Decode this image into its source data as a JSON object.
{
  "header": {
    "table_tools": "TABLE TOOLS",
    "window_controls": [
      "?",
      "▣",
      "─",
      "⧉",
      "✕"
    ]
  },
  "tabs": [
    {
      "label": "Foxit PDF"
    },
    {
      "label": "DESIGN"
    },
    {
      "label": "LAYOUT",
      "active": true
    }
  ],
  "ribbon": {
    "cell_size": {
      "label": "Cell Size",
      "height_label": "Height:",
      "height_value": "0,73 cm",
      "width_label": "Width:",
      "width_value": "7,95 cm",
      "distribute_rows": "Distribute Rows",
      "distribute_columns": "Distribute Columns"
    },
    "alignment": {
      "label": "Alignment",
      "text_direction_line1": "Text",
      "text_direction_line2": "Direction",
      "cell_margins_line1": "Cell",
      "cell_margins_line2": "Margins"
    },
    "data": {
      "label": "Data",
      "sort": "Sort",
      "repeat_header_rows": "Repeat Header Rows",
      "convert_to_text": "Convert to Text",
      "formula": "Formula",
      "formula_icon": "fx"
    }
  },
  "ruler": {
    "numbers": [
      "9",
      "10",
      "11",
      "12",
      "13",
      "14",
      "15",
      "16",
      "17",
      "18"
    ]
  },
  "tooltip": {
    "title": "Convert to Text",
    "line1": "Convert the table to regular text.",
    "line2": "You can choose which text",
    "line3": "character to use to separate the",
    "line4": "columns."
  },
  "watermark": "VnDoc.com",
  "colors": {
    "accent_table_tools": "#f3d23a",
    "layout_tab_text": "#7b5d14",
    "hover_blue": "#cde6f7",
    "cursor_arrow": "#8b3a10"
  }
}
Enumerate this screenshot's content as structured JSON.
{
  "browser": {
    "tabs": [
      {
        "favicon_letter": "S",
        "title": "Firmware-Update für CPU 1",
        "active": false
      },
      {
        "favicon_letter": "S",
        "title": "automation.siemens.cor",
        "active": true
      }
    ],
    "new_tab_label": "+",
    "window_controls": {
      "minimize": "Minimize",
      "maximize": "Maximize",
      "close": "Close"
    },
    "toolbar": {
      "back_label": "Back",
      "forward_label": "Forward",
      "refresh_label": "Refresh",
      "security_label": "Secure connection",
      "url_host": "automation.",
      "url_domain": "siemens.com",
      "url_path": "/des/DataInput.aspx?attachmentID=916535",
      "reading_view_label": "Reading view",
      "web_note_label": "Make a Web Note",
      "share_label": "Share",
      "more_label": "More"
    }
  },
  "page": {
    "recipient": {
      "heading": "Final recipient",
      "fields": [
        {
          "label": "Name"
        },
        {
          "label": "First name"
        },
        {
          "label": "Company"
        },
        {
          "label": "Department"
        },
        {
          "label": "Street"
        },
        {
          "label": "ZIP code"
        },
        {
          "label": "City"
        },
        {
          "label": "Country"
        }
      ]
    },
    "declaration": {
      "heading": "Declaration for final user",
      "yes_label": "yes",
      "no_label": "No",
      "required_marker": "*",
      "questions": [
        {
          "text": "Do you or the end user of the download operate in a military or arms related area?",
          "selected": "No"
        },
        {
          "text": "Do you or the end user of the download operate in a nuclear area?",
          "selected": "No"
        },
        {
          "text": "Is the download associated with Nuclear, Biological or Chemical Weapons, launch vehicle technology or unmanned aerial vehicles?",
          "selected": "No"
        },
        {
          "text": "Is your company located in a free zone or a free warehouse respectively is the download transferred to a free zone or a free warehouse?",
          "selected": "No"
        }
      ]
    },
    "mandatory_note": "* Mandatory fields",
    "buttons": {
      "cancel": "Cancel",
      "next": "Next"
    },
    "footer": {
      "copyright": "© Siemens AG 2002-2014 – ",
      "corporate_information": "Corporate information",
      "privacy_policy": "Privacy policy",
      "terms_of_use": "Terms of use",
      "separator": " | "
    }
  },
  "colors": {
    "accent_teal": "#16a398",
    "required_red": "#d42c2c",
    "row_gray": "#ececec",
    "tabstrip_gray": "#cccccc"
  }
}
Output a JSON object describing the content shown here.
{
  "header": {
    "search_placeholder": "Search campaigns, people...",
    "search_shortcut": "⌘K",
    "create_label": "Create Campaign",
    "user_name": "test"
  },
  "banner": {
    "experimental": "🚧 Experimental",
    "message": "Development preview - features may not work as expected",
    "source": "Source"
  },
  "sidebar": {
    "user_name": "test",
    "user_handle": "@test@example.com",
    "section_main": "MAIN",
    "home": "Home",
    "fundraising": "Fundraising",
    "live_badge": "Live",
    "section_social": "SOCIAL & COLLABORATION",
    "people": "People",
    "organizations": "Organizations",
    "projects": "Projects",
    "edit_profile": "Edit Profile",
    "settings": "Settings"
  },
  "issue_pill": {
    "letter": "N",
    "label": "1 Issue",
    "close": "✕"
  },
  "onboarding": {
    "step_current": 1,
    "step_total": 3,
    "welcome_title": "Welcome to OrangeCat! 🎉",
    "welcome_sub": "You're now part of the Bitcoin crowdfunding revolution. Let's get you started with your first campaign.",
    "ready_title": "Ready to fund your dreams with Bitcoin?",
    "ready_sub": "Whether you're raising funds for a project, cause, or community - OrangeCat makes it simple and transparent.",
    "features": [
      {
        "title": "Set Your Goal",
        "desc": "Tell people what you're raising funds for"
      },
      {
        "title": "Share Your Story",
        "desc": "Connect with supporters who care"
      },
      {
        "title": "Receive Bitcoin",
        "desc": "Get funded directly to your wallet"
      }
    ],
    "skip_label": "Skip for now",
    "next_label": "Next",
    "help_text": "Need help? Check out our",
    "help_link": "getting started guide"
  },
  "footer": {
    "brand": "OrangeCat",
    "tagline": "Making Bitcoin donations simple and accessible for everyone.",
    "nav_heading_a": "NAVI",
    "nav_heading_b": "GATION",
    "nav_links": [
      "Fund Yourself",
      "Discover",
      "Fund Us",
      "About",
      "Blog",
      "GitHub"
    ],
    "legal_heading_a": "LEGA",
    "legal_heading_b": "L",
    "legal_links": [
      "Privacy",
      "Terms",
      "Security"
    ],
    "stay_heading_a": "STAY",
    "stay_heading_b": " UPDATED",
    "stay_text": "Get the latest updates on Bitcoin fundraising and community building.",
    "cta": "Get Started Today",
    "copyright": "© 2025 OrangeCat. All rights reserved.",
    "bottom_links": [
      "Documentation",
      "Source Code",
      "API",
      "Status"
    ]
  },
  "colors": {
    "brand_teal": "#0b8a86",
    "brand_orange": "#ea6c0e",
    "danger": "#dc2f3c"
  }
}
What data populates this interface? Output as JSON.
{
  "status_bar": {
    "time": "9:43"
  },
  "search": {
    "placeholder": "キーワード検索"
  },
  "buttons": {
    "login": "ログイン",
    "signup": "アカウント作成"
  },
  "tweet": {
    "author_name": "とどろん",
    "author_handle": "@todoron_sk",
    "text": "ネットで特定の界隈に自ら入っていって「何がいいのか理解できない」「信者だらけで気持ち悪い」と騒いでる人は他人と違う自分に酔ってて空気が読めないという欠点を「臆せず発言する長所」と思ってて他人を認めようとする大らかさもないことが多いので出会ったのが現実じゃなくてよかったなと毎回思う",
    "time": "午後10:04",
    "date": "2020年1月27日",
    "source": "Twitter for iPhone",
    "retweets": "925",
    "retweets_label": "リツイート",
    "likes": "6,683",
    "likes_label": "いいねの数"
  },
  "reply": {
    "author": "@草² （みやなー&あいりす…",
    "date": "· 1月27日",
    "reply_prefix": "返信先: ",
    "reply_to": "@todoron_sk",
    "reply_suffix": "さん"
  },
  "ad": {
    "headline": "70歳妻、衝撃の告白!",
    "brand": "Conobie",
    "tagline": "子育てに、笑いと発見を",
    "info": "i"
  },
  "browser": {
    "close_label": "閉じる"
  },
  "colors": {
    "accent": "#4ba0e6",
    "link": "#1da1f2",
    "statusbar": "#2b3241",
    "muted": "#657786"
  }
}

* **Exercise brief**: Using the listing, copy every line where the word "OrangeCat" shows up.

* **Written solution**:
    "welcome_title": "Welcome to OrangeCat! 🎉",
    "ready_sub": "Whether you're raising funds for a project, cause, or community - OrangeCat makes it simple and transparent.",
    "brand": "OrangeCat",
    "copyright": "© 2025 OrangeCat. All rights reserved.",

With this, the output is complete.